Elevating the Voices of Black Cisgender Women in the Reproductive Health Movement
The reproductive justice community must elevate the reproductive healthcare needs of black sexual minority cisgender women. But what exactly are those healthcare needs?
As I listened to an Out on the Hill Black LGBTQ Leadership Summit panel, where I heard from policy experts including the National LGBTQ Task Force’s own Stacey Long Simmons discuss this very topic, I realized that before this discussion I did not really know what the specific reproductive health care needs of this community were. This realization shocked me. As a black heterosexual cisgender woman, I have spent the better part of my academic and professional career studying the intersections of race, gender and sexuality, and I have specifically focused my energy on ensuring that black women, regardless of their sexuality and gender identity, have access to the reproductive care that they need. But, today I learned that I really need to dive deeper to learn from and advocate for the minority groups within larger minority groups.
This panel discussed several key healthcare needs that black sexual minority cisgender women need. First, one panelist, a M.D., made a cry for credible research. She declared, “There is no credible research around the health of lesbian [and bisexual] women.” This obviously is a problem. Before necessary public policies can be enacted to help the sexual minority cisgender female community, research must be completed to determine what healthcare needs actually exist. Also, a panelist made a call for more culturally competent healthcare providers who can actually provide care without stigmatization. Another panelist argued that insurance providers need to understand the unique healthcare needs of black sexual minority women so that these women can access the proper healthcare that they need without extreme financial burden.
These are just three areas that must be addressed before black sexual minority cisgender women will be able to receive competent reproductive healthcare.
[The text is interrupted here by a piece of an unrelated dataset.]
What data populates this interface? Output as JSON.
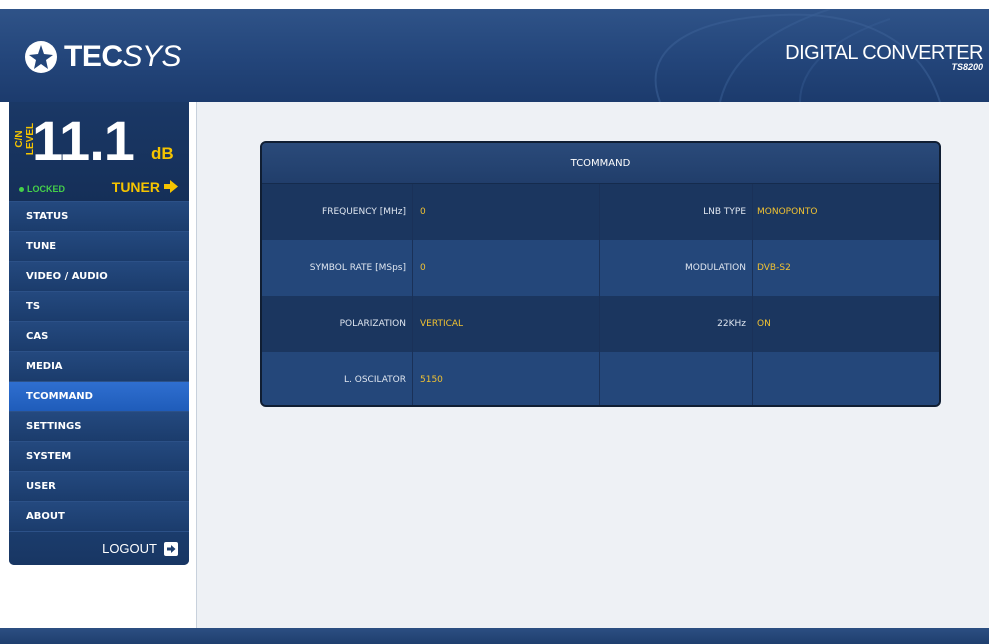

The reproductive rights movement needs to recognize that a reproductive-rights-for-all narrative is great but still is still not inclusive of the plight than many minorities (whether race, gender, sexual, or a myriad of other differences) within the reproductive rights community face. We must learn from each other and advocate for each other. Only then will there be a chance of comprehensive reproductive healthcare for all.
Let’s get started.
by Candace Bond-Theriault, National LGBTQ Task Force Policy Counsel, Reproductive Rights